At the time it was introduced, the bill’s sponsor, Rep. Steve King (R-IA), noted that the legislation directly works in opposition to national abortion protections.

“Since Roe v. Wade was unconstitutionally decided in 1973, nearly 60 million innocent babies’ lives have been ended by the abortion industry, all with a rubber stamp by the federal government,” King said in January. “If a heartbeat is detected, the baby is protected.”

“We think this bill properly applied does eliminate a large, large share of the abortions—90 percent or better—of the abortions in America,” he later told reporters.

So-called “heartbeat” bills gained traction at the state level several years ago, part of a new effort to counter federal abortion law. North Dakota and Arkansas became the first states in the country to pass heartbeat laws in 2013 (Arkansas’ law extended the period to 12 weeks, rather than six.) While federal courts struck down both laws for violating the constitution, similar efforts have cropped up across the country in their wake. Anti-choice lawmakers in Ohio advanced a bill similar to H.R. 490 in 2011, only to put the legislation on hold amid fears that it was too controversial even in conservative circles. Gov. John Kasich (R) later vetoed another bill with a similar ban attached, seemingly due to its constitutional implications.

Comparable bills have gained traction in Texas, Wyoming, and Mississippi, among other states. Heartbeat bills are a clear violation of Roe v. Wade, something that has stopped many lawmakers from greenlighting them. Along with “personhood” bills, which bestow zygotes with the rights of U.S. citizens, heartbeat bills are among the harshest type of abortion ban put forward by lawmakers.
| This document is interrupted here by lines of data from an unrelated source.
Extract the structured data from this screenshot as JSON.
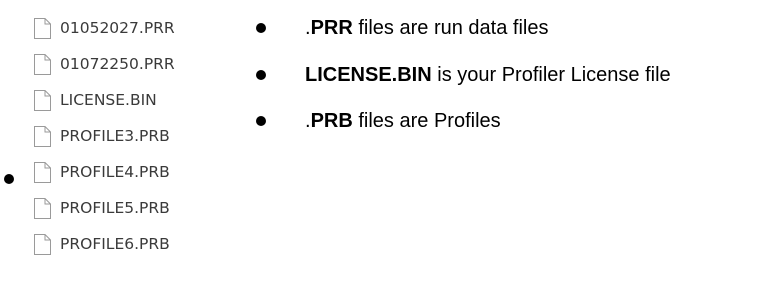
{
  "files": [
    {
      "name": "01052027.PRR",
      "icon": "file-icon"
    },
    {
      "name": "01072250.PRR",
      "icon": "file-icon"
    },
    {
      "name": "LICENSE.BIN",
      "icon": "file-icon"
    },
    {
      "name": "PROFILE3.PRB",
      "icon": "file-icon"
    },
    {
      "name": "PROFILE4.PRB",
      "icon": "file-icon"
    },
    {
      "name": "PROFILE5.PRB",
      "icon": "file-icon"
    },
    {
      "name": "PROFILE6.PRB",
      "icon": "file-icon"
    }
  ],
  "notes": [
    {
      "prefix": ".",
      "bold": "PRR",
      "rest": " files are run data files"
    },
    {
      "prefix": "",
      "bold": "LICENSE.BIN",
      "rest": " is your Profiler License file"
    },
    {
      "prefix": ".",
      "bold": "PRB",
      "rest": " files are Profiles"
    }
  ],
  "colors": {
    "text": "#000000",
    "file_text": "#3a3a3a",
    "icon_stroke": "#9a9a9a",
    "icon_fill": "#ffffff"
  }
}
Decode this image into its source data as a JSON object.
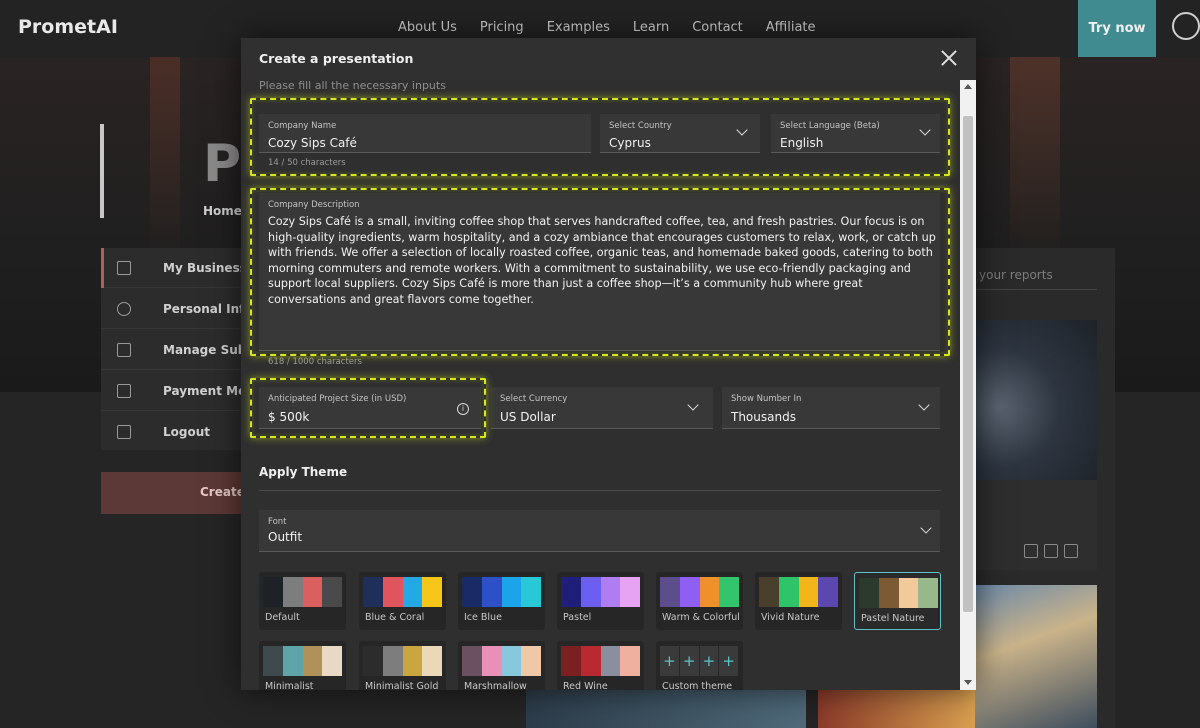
{
  "nav": {
    "logo": "PrometAI",
    "links": [
      "About Us",
      "Pricing",
      "Examples",
      "Learn",
      "Contact",
      "Affiliate"
    ],
    "try_now": "Try now"
  },
  "background": {
    "big_title": "Pe",
    "breadcrumb": "Home",
    "menu": [
      {
        "label": "My Business P",
        "icon": "briefcase-icon"
      },
      {
        "label": "Personal Infor",
        "icon": "user-icon"
      },
      {
        "label": "Manage Subsc",
        "icon": "card-icon"
      },
      {
        "label": "Payment Meth",
        "icon": "list-icon"
      },
      {
        "label": "Logout",
        "icon": "logout-icon"
      }
    ],
    "create_label": "Create",
    "search_placeholder": "your reports"
  },
  "modal": {
    "title": "Create a presentation",
    "subtitle": "Please fill all the necessary inputs",
    "company_name": {
      "label": "Company Name",
      "value": "Cozy Sips Café",
      "counter": "14 / 50 characters"
    },
    "country": {
      "label": "Select Country",
      "value": "Cyprus"
    },
    "language": {
      "label": "Select Language (Beta)",
      "value": "English"
    },
    "description": {
      "label": "Company Description",
      "value": "Cozy Sips Café is a small, inviting coffee shop that serves handcrafted coffee, tea, and fresh pastries. Our focus is on high-quality ingredients, warm hospitality, and a cozy ambiance that encourages customers to relax, work, or catch up with friends. We offer a selection of locally roasted coffee, organic teas, and homemade baked goods, catering to both morning commuters and remote workers. With a commitment to sustainability, we use eco-friendly packaging and support local suppliers. Cozy Sips Café is more than just a coffee shop—it’s a community hub where great conversations and great flavors come together.",
      "counter": "618 / 1000 characters"
    },
    "project_size": {
      "label": "Anticipated Project Size (in USD)",
      "value": "$ 500k"
    },
    "currency": {
      "label": "Select Currency",
      "value": "US Dollar"
    },
    "show_number": {
      "label": "Show Number In",
      "value": "Thousands"
    },
    "apply_theme": "Apply Theme",
    "font": {
      "label": "Font",
      "value": "Outfit"
    },
    "themes": [
      {
        "name": "Default",
        "colors": [
          "#1e2226",
          "#7d7d7d",
          "#d9605e",
          "#4a4a4a"
        ]
      },
      {
        "name": "Blue & Coral",
        "colors": [
          "#1f2f5a",
          "#e0545e",
          "#23a9e6",
          "#f7c61a"
        ]
      },
      {
        "name": "Ice Blue",
        "colors": [
          "#1a2a66",
          "#2d4fc7",
          "#1ba4e8",
          "#29c8d6"
        ]
      },
      {
        "name": "Pastel",
        "colors": [
          "#1f1f7a",
          "#6b5ef0",
          "#b07cf2",
          "#e6a3f3"
        ]
      },
      {
        "name": "Warm & Colorful",
        "colors": [
          "#5b4e8a",
          "#8f5ef2",
          "#f0902a",
          "#35c46e"
        ]
      },
      {
        "name": "Vivid Nature",
        "colors": [
          "#4a3f2c",
          "#2ec46a",
          "#f2b61b",
          "#5c46b0"
        ]
      },
      {
        "name": "Pastel Nature",
        "colors": [
          "#2c3a2e",
          "#7b5a34",
          "#f2c99a",
          "#96b88a"
        ]
      },
      {
        "name": "Minimalist",
        "colors": [
          "#3f4a4e",
          "#5ea4a8",
          "#b0915a",
          "#e8d9c4"
        ]
      },
      {
        "name": "Minimalist Gold",
        "colors": [
          "#2c2c2c",
          "#7d7d7d",
          "#c9a640",
          "#ead8b8"
        ]
      },
      {
        "name": "Marshmallow",
        "colors": [
          "#6a5060",
          "#e890b8",
          "#88c8dc",
          "#f0c8a8"
        ]
      },
      {
        "name": "Red Wine",
        "colors": [
          "#7a1f22",
          "#b82a30",
          "#8a8fa0",
          "#f0b0a0"
        ]
      }
    ],
    "custom_theme": "Custom theme",
    "selected_theme": "Pastel Nature",
    "accent": "#5fc3c5",
    "highlight_color": "#d6e81c"
  }
}
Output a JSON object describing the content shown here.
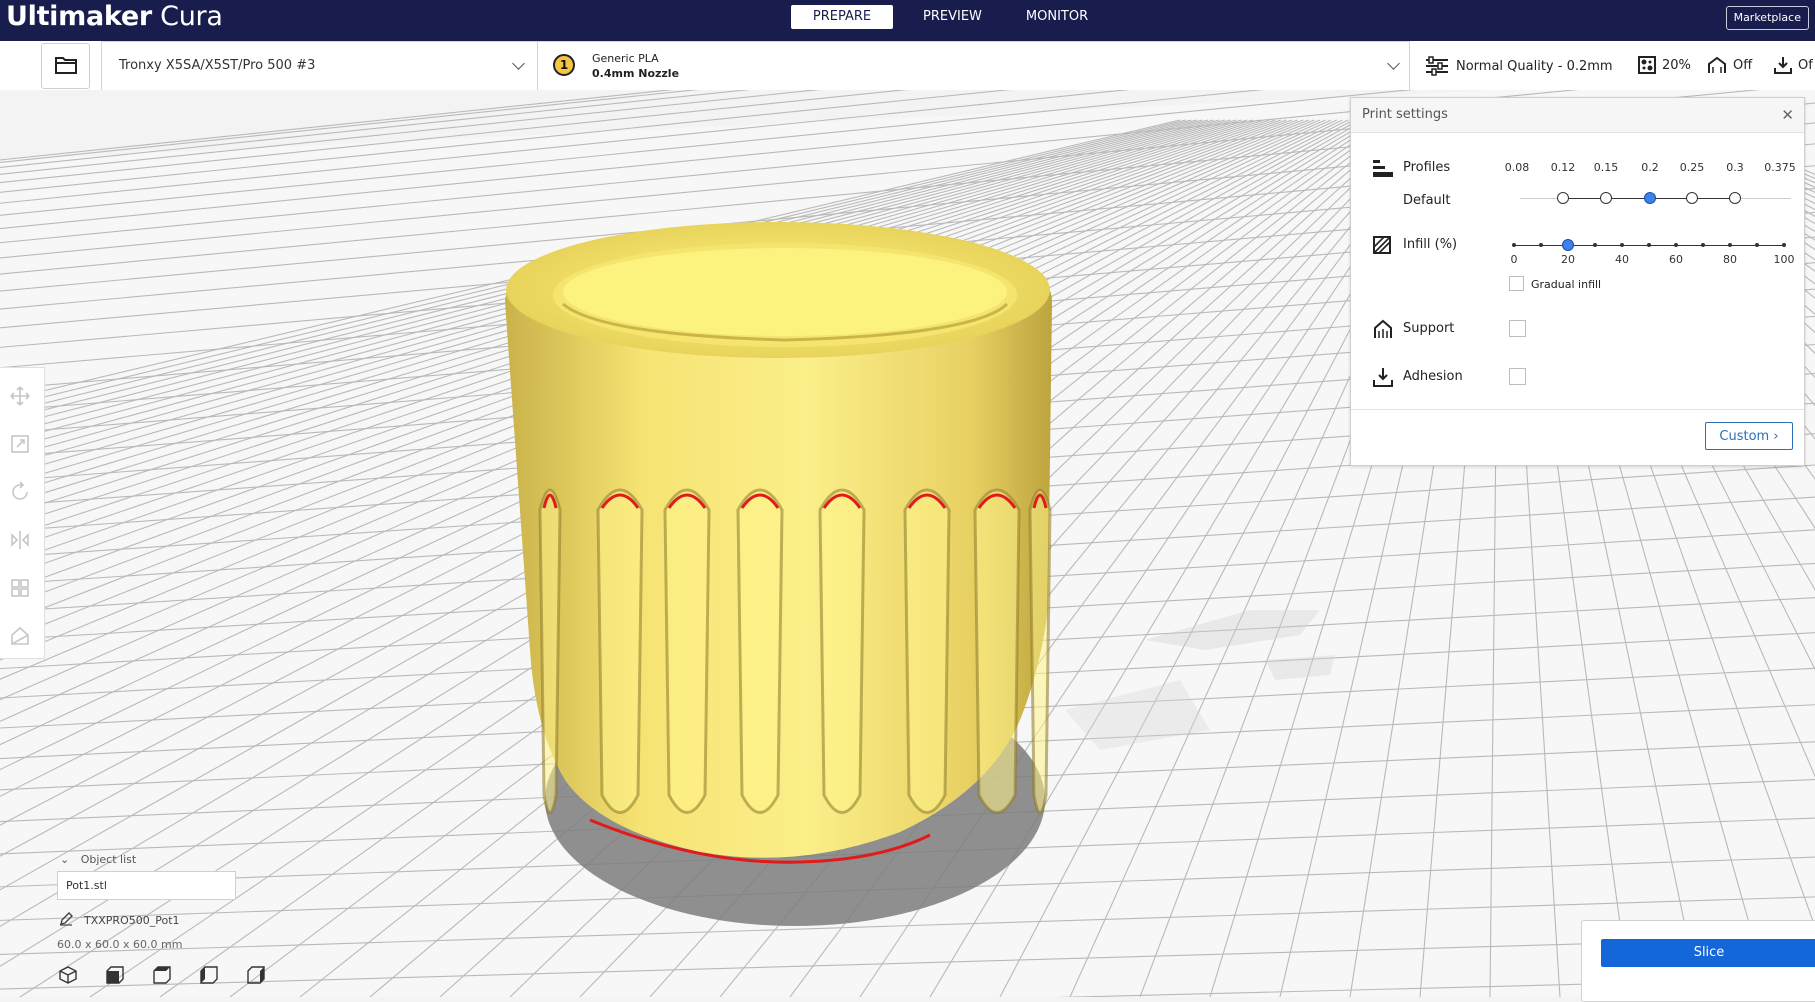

While it’s unlikely one would ever pass on a national level, abortion advocates have expressed concerned over the implications of a heartbeat bill making it to Congress.

As of next Wednesday, those fears will be realized. Reproductive justice organizations and activists have slammed H.R. 490, saying the bill is a clear effort to ban abortion and undo women’s rights.

“The GOP’s crazy obsession with banning all abortions in this country knows no end, no boundary, and no common sense,” NARAL Pro-Choice America Senior Vice President Sasha Bruce said on Thursday. “Their latest crazy, and clearly unconstitutional, idea is a ban that applies to [people] who don’t even know they’re pregnant yet, intentionally preventing them from accessing care altogether.”

Bruce added, “Americans are clear: they want their elected officials addressing the crises our country faces instead of wasting time and taxpayer dollars attempting to ban abortion. The majority of Americans stand on the side of abortion access, and seven in 10 Americans believe abortion should remain legal and accessible.”

Despite the inevitable legal hassle the bill will cause, should it gain traction, Rep. King told reporters in January that he is hopeful the legislation could eventually go to the Supreme Court. President Trump has already appointed anti-choice Justice Neil Gorsuch to the bench and could have the opportunity to appoint another justice before the end of his time in office — effectively imperiling nationwide abortion protections in the process.

“By the time we march this thing down to the Supreme Court, the faces on the bench will be different—we just don’t know how much different, but I’m optimistic,” said King.

The bill is only the latest major infringement on abortion rights in the past few weeks. House Republicans passed a 20-week abortion ban three weeks ago with support from the White House, legislation that took precedent over renewing the Children’s Health Insurance Program. For several weeks, an undocumented teenager held by authorities in Texas was denied an abortion despite repeated requests for the procedure. After numerous legal appeals she was finally able to obtain an abortion on Wednesday.